- Exercise
Once the pictures are set aside, print the records that follow exactly as written.

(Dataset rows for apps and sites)
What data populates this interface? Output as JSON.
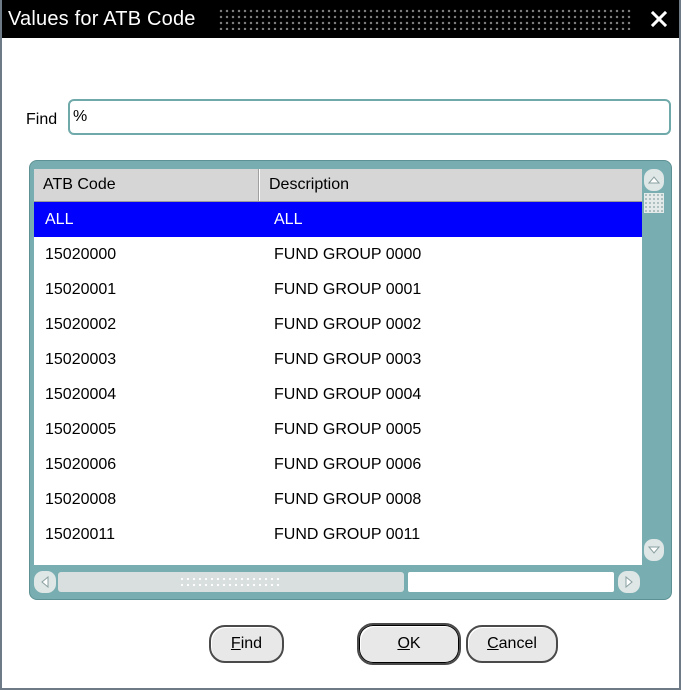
{
  "window": {
    "title": "Values for ATB Code",
    "close_symbol": "✕"
  },
  "find": {
    "label": "Find",
    "value": "%"
  },
  "grid": {
    "columns": [
      "ATB Code",
      "Description"
    ],
    "rows": [
      {
        "code": "ALL",
        "description": "ALL",
        "selected": true
      },
      {
        "code": "15020000",
        "description": "FUND GROUP 0000"
      },
      {
        "code": "15020001",
        "description": "FUND GROUP 0001"
      },
      {
        "code": "15020002",
        "description": "FUND GROUP 0002"
      },
      {
        "code": "15020003",
        "description": "FUND GROUP 0003"
      },
      {
        "code": "15020004",
        "description": "FUND GROUP 0004"
      },
      {
        "code": "15020005",
        "description": "FUND GROUP 0005"
      },
      {
        "code": "15020006",
        "description": "FUND GROUP 0006"
      },
      {
        "code": "15020008",
        "description": "FUND GROUP 0008"
      },
      {
        "code": "15020011",
        "description": "FUND GROUP 0011"
      }
    ]
  },
  "buttons": {
    "find": {
      "mnemonic": "F",
      "rest": "ind"
    },
    "ok": {
      "mnemonic": "O",
      "rest": "K"
    },
    "cancel": {
      "mnemonic": "C",
      "rest": "ancel"
    }
  },
  "colors": {
    "titlebar": "#000000",
    "selection": "#0000ff",
    "panel": "#78aeb1",
    "input_border": "#6fa9aa"
  },
  "icons": [
    "close-icon",
    "scroll-up-arrow-icon",
    "scroll-down-arrow-icon",
    "scroll-left-arrow-icon",
    "scroll-right-arrow-icon"
  ]
}
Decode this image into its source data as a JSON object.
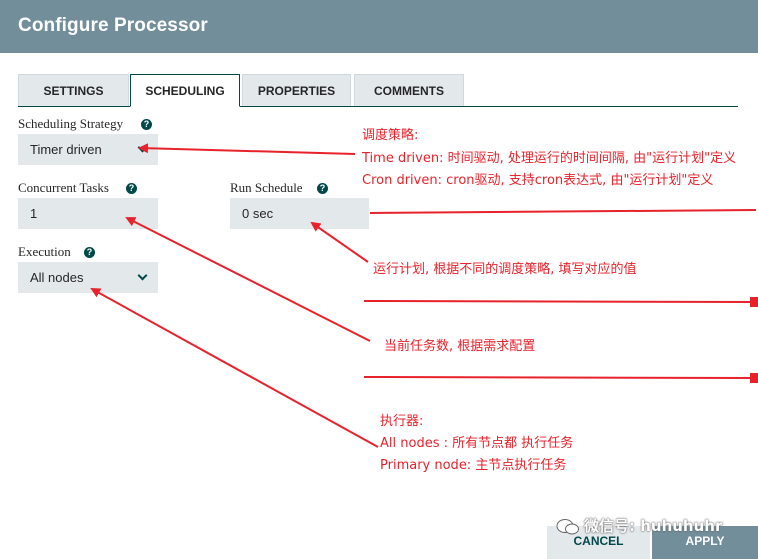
{
  "dialog": {
    "title": "Configure Processor"
  },
  "tabs": [
    {
      "label": "SETTINGS"
    },
    {
      "label": "SCHEDULING"
    },
    {
      "label": "PROPERTIES"
    },
    {
      "label": "COMMENTS"
    }
  ],
  "form": {
    "scheduling_strategy": {
      "label": "Scheduling Strategy",
      "value": "Timer driven"
    },
    "concurrent_tasks": {
      "label": "Concurrent Tasks",
      "value": "1"
    },
    "run_schedule": {
      "label": "Run Schedule",
      "value": "0 sec"
    },
    "execution": {
      "label": "Execution",
      "value": "All nodes"
    },
    "help_glyph": "?"
  },
  "annotations": {
    "strategy": [
      "调度策略:",
      "Time driven: 时间驱动, 处理运行的时间间隔, 由\"运行计划\"定义",
      "Cron driven: cron驱动, 支持cron表达式, 由\"运行计划\"定义"
    ],
    "run_schedule": "运行计划, 根据不同的调度策略, 填写对应的值",
    "concurrent_tasks": "当前任务数, 根据需求配置",
    "execution": [
      "执行器:",
      "All nodes : 所有节点都 执行任务",
      "Primary node:  主节点执行任务"
    ]
  },
  "footer": {
    "cancel_label": "CANCEL",
    "apply_label": "APPLY"
  },
  "watermark": "微信号: huhuhuhr",
  "colors": {
    "header": "#728e9b",
    "accent": "#004849",
    "field_bg": "#e3e8eb",
    "annotation": "#e8222b"
  }
}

- Your solution
What data populates this interface? Output as JSON.
{
  "window": {
    "title": "Values for ATB Code",
    "close_symbol": "✕"
  },
  "find": {
    "label": "Find",
    "value": "%"
  },
  "grid": {
    "columns": [
      "ATB Code",
      "Description"
    ],
    "rows": [
      {
        "code": "ALL",
        "description": "ALL",
        "selected": true
      },
      {
        "code": "15020000",
        "description": "FUND GROUP 0000"
      },
      {
        "code": "15020001",
        "description": "FUND GROUP 0001"
      },
      {
        "code": "15020002",
        "description": "FUND GROUP 0002"
      },
      {
        "code": "15020003",
        "description": "FUND GROUP 0003"
      },
      {
        "code": "15020004",
        "description": "FUND GROUP 0004"
      },
      {
        "code": "15020005",
        "description": "FUND GROUP 0005"
      },
      {
        "code": "15020006",
        "description": "FUND GROUP 0006"
      },
      {
        "code": "15020008",
        "description": "FUND GROUP 0008"
      },
      {
        "code": "15020011",
        "description": "FUND GROUP 0011"
      }
    ]
  },
  "buttons": {
    "find": {
      "mnemonic": "F",
      "rest": "ind"
    },
    "ok": {
      "mnemonic": "O",
      "rest": "K"
    },
    "cancel": {
      "mnemonic": "C",
      "rest": "ancel"
    }
  },
  "colors": {
    "titlebar": "#000000",
    "selection": "#0000ff",
    "panel": "#78aeb1",
    "input_border": "#6fa9aa"
  },
  "icons": [
    "close-icon",
    "scroll-up-arrow-icon",
    "scroll-down-arrow-icon",
    "scroll-left-arrow-icon",
    "scroll-right-arrow-icon"
  ]
}
Decode this image into its source data as a JSON object.
{
  "dialog": {
    "title": "Configure Processor"
  },
  "tabs": [
    {
      "label": "SETTINGS"
    },
    {
      "label": "SCHEDULING"
    },
    {
      "label": "PROPERTIES"
    },
    {
      "label": "COMMENTS"
    }
  ],
  "form": {
    "scheduling_strategy": {
      "label": "Scheduling Strategy",
      "value": "Timer driven"
    },
    "concurrent_tasks": {
      "label": "Concurrent Tasks",
      "value": "1"
    },
    "run_schedule": {
      "label": "Run Schedule",
      "value": "0 sec"
    },
    "execution": {
      "label": "Execution",
      "value": "All nodes"
    },
    "help_glyph": "?"
  },
  "annotations": {
    "strategy": [
      "调度策略:",
      "Time driven: 时间驱动, 处理运行的时间间隔, 由\"运行计划\"定义",
      "Cron driven: cron驱动, 支持cron表达式, 由\"运行计划\"定义"
    ],
    "run_schedule": "运行计划, 根据不同的调度策略, 填写对应的值",
    "concurrent_tasks": "当前任务数, 根据需求配置",
    "execution": [
      "执行器:",
      "All nodes : 所有节点都 执行任务",
      "Primary node:  主节点执行任务"
    ]
  },
  "footer": {
    "cancel_label": "CANCEL",
    "apply_label": "APPLY"
  },
  "watermark": "微信号: huhuhuhr",
  "colors": {
    "header": "#728e9b",
    "accent": "#004849",
    "field_bg": "#e3e8eb",
    "annotation": "#e8222b"
  }
}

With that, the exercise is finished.